═════ DATASET EXCERPTS

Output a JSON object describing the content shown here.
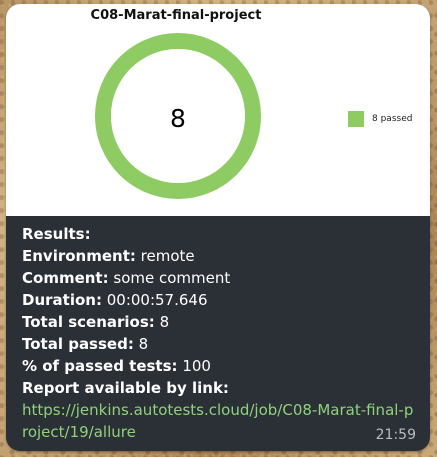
{
  "chart": {
    "title": "C08-Marat-final-project",
    "center_value": "8"
  },
  "chart_data": {
    "type": "pie",
    "title": "C08-Marat-final-project",
    "series": [
      {
        "name": "8 passed",
        "values": [
          8
        ]
      }
    ],
    "categories": [
      "passed"
    ],
    "center_label": "8",
    "legend": "right",
    "colors": [
      "#8fcb63"
    ]
  },
  "details": {
    "results_label": "Results:",
    "environment_label": "Environment:",
    "environment_value": "remote",
    "comment_label": "Comment:",
    "comment_value": "some comment",
    "duration_label": "Duration:",
    "duration_value": "00:00:57.646",
    "total_scenarios_label": "Total scenarios:",
    "total_scenarios_value": "8",
    "total_passed_label": "Total passed:",
    "total_passed_value": "8",
    "passed_percent_label": "% of passed tests:",
    "passed_percent_value": "100",
    "report_label": "Report available by link:",
    "report_link": "https://jenkins.autotests.cloud/job/C08-Marat-final-project/19/allure"
  },
  "time": "21:59",
  "colors": {
    "passed_green": "#8fcb63",
    "link_green": "#8fd27b",
    "bubble_dark": "#2b2f36",
    "chart_white": "#ffffff"
  }
}
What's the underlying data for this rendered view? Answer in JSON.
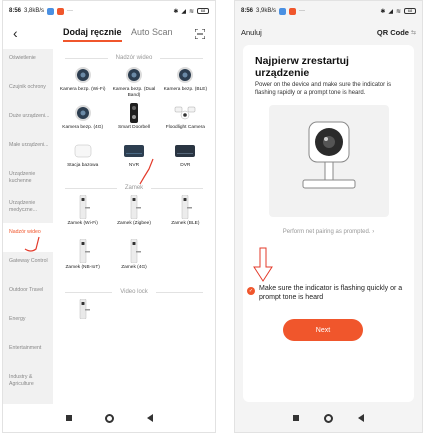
{
  "colors": {
    "accent": "#f0562c",
    "annotation_red": "#e33a2a"
  },
  "left": {
    "status": {
      "time": "8:56",
      "speed": "3,8kB/s",
      "more": "···",
      "battery": "68"
    },
    "header": {
      "back_icon": "chevron-left-icon",
      "tab_manual": "Dodaj ręcznie",
      "tab_auto": "Auto Scan",
      "scan_icon": "scan-frame-icon"
    },
    "sidebar": [
      {
        "label": "Oświetlenie"
      },
      {
        "label": "Czujnik ochrony"
      },
      {
        "label": "Duże urządzeni..."
      },
      {
        "label": "Małe urządzeni..."
      },
      {
        "label": "Urządzenie kuchenne"
      },
      {
        "label": "Urządzenie medyczne..."
      },
      {
        "label": "Nadzór wideo",
        "active": true
      },
      {
        "label": "Gateway Control"
      },
      {
        "label": "Outdoor Travel"
      },
      {
        "label": "Energy"
      },
      {
        "label": "Entertainment"
      },
      {
        "label": "Industry & Agriculture"
      }
    ],
    "sections": {
      "video": {
        "title": "Nadzór wideo",
        "items": [
          {
            "label": "Kamera bezp. (Wi-Fi)",
            "icon": "camera-icon"
          },
          {
            "label": "Kamera bezp. (Dual Band)",
            "icon": "camera-icon"
          },
          {
            "label": "Kamera bezp. (BLE)",
            "icon": "camera-icon"
          },
          {
            "label": "Kamera bezp. (4G)",
            "icon": "camera-icon"
          },
          {
            "label": "Smart Doorbell",
            "icon": "doorbell-icon"
          },
          {
            "label": "Floodlight Camera",
            "icon": "floodlight-icon"
          },
          {
            "label": "Stacja bazowa",
            "icon": "base-station-icon"
          },
          {
            "label": "NVR",
            "icon": "nvr-icon"
          },
          {
            "label": "DVR",
            "icon": "dvr-icon"
          }
        ]
      },
      "lock": {
        "title": "Zamek",
        "items": [
          {
            "label": "Zamek (Wi-Fi)",
            "icon": "lock-icon"
          },
          {
            "label": "Zamek (Zigbee)",
            "icon": "lock-icon"
          },
          {
            "label": "Zamek (BLE)",
            "icon": "lock-icon"
          },
          {
            "label": "Zamek (NB-IoT)",
            "icon": "lock-icon"
          },
          {
            "label": "Zamek (4G)",
            "icon": "lock-icon"
          }
        ]
      },
      "video_lock": {
        "title": "Video lock"
      }
    }
  },
  "right": {
    "status": {
      "time": "8:56",
      "speed": "3,9kB/s",
      "more": "···",
      "battery": "68"
    },
    "header": {
      "cancel": "Anuluj",
      "mode": "QR Code",
      "swap_icon": "swap-icon"
    },
    "title": "Najpierw zrestartuj urządzenie",
    "description": "Power on the device and make sure the indicator is flashing rapidly or a prompt tone is heard.",
    "pairing_link": "Perform net pairing as prompted.",
    "checkbox_label": "Make sure the indicator is flashing quickly or a prompt tone is heard",
    "checkbox_checked": true,
    "next_label": "Next"
  }
}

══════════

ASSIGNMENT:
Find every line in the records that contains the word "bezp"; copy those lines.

SOLUTION BELOW:
            "label": "Kamera bezp. (Wi-Fi)",
            "label": "Kamera bezp. (Dual Band)",
            "label": "Kamera bezp. (BLE)",
            "label": "Kamera bezp. (4G)",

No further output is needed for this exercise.